TRY IT => The answer must be the full data, restated word for word, with no pictures in it.

Records from a data collection:
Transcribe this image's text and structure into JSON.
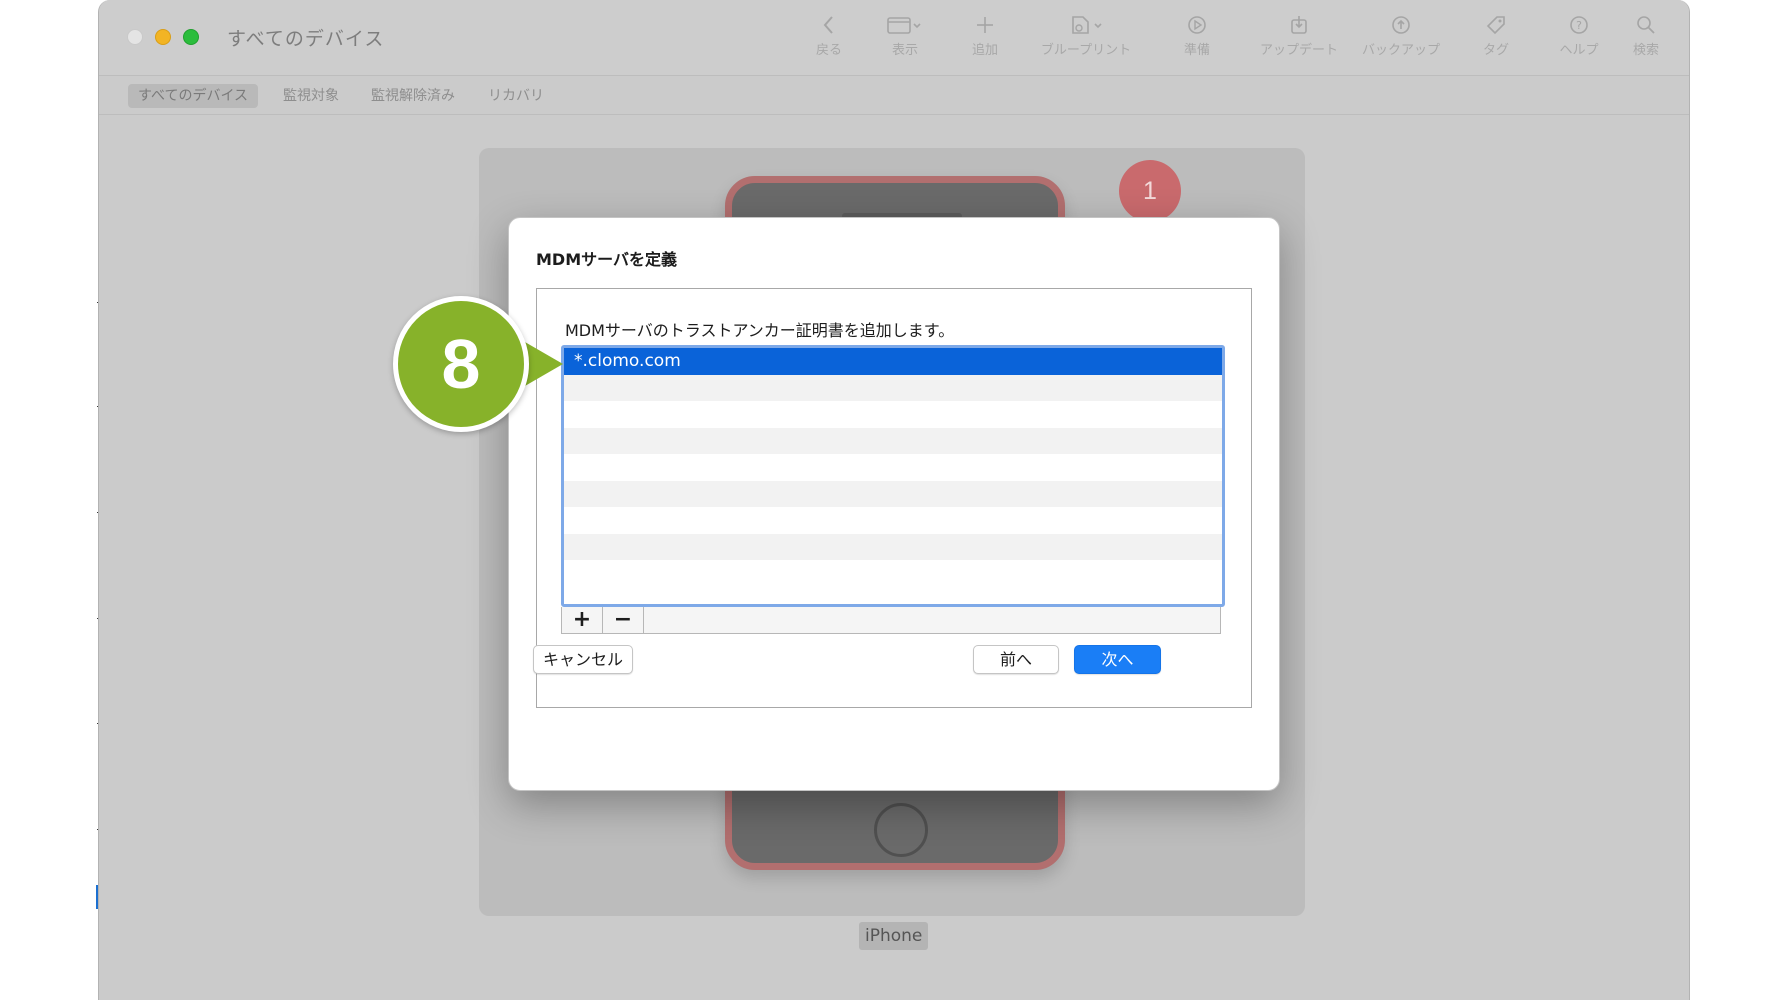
{
  "window": {
    "title": "すべてのデバイス"
  },
  "toolbar": {
    "items": [
      {
        "label": "戻る",
        "icon": "chevron-left-icon"
      },
      {
        "label": "表示",
        "icon": "view-icon"
      },
      {
        "label": "追加",
        "icon": "plus-icon"
      },
      {
        "label": "ブループリント",
        "icon": "blueprint-icon"
      },
      {
        "label": "準備",
        "icon": "prepare-icon"
      },
      {
        "label": "アップデート",
        "icon": "update-icon"
      },
      {
        "label": "バックアップ",
        "icon": "backup-icon"
      },
      {
        "label": "タグ",
        "icon": "tag-icon"
      },
      {
        "label": "ヘルプ",
        "icon": "help-icon"
      },
      {
        "label": "検索",
        "icon": "search-icon"
      }
    ]
  },
  "scope_bar": {
    "items": [
      "すべてのデバイス",
      "監視対象",
      "監視解除済み",
      "リカバリ"
    ],
    "active": "すべてのデバイス"
  },
  "device": {
    "label": "iPhone",
    "badge_count": "1"
  },
  "dialog": {
    "title": "MDMサーバを定義",
    "description": "MDMサーバのトラストアンカー証明書を追加します。",
    "certificates": [
      "*.clomo.com"
    ],
    "add_button": "+",
    "remove_button": "−",
    "cancel_button": "キャンセル",
    "back_button": "前へ",
    "next_button": "次へ"
  },
  "annotation": {
    "step_number": "8",
    "color": "#87b22a"
  }
}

ANSWER BELOW =>
Transcribe this image's text and structure into JSON.
{
  "window": {
    "title": "すべてのデバイス"
  },
  "toolbar": {
    "items": [
      {
        "label": "戻る",
        "icon": "chevron-left-icon"
      },
      {
        "label": "表示",
        "icon": "view-icon"
      },
      {
        "label": "追加",
        "icon": "plus-icon"
      },
      {
        "label": "ブループリント",
        "icon": "blueprint-icon"
      },
      {
        "label": "準備",
        "icon": "prepare-icon"
      },
      {
        "label": "アップデート",
        "icon": "update-icon"
      },
      {
        "label": "バックアップ",
        "icon": "backup-icon"
      },
      {
        "label": "タグ",
        "icon": "tag-icon"
      },
      {
        "label": "ヘルプ",
        "icon": "help-icon"
      },
      {
        "label": "検索",
        "icon": "search-icon"
      }
    ]
  },
  "scope_bar": {
    "items": [
      "すべてのデバイス",
      "監視対象",
      "監視解除済み",
      "リカバリ"
    ],
    "active": "すべてのデバイス"
  },
  "device": {
    "label": "iPhone",
    "badge_count": "1"
  },
  "dialog": {
    "title": "MDMサーバを定義",
    "description": "MDMサーバのトラストアンカー証明書を追加します。",
    "certificates": [
      "*.clomo.com"
    ],
    "add_button": "+",
    "remove_button": "−",
    "cancel_button": "キャンセル",
    "back_button": "前へ",
    "next_button": "次へ"
  },
  "annotation": {
    "step_number": "8",
    "color": "#87b22a"
  }
}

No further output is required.